## PROBLEM TO WORK ON
Find how many lines in this data contain the string "Integración". Respond with only that number.

= = =

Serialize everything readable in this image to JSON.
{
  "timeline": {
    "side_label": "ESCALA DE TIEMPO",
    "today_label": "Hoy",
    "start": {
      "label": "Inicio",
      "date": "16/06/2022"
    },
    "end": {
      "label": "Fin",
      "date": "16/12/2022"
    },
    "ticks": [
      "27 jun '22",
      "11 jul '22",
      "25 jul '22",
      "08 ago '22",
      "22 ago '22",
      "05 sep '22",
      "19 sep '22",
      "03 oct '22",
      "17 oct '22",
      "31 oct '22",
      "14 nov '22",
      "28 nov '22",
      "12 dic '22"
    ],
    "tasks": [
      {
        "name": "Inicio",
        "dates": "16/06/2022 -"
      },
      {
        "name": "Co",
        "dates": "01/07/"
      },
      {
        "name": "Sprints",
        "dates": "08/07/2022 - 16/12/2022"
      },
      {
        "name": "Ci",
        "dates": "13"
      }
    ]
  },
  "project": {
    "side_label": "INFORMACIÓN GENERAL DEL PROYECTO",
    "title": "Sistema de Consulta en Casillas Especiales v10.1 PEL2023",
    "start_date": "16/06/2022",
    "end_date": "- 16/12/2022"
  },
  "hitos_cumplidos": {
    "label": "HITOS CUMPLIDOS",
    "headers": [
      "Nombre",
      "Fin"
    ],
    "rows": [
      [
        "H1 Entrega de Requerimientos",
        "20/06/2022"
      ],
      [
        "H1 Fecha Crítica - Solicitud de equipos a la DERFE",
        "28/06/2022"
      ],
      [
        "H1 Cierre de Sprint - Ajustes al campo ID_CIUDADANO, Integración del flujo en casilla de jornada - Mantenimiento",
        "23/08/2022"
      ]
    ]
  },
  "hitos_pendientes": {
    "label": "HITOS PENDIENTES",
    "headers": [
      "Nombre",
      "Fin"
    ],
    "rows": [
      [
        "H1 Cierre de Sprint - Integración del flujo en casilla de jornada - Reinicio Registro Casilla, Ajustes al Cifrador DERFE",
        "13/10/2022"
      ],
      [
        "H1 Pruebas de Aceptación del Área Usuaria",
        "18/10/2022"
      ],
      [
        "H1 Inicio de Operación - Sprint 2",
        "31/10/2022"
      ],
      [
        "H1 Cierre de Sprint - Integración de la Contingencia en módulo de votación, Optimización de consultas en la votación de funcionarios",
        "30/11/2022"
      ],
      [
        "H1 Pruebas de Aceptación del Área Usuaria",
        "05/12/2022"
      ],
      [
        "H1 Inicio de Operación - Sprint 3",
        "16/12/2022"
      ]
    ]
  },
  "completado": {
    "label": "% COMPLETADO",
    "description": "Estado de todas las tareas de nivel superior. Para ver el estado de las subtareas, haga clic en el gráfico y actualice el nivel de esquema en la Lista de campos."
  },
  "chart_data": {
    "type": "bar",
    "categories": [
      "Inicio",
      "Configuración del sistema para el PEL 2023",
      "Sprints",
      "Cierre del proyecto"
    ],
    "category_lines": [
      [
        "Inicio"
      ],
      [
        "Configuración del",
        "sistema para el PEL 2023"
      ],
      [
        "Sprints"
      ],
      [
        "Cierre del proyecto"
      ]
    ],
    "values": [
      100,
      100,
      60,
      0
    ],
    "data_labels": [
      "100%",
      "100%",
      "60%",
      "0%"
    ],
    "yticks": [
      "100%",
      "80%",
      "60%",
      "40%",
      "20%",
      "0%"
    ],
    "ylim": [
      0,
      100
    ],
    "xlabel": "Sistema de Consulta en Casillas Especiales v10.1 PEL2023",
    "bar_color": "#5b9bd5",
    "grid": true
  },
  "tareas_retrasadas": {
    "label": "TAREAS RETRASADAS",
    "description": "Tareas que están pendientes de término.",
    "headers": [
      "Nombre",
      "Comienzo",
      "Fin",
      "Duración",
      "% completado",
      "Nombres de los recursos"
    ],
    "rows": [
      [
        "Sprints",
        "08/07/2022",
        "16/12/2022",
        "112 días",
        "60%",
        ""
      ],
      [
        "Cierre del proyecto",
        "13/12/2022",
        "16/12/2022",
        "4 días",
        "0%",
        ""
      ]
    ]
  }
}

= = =

## EXERCISE ANSWER
3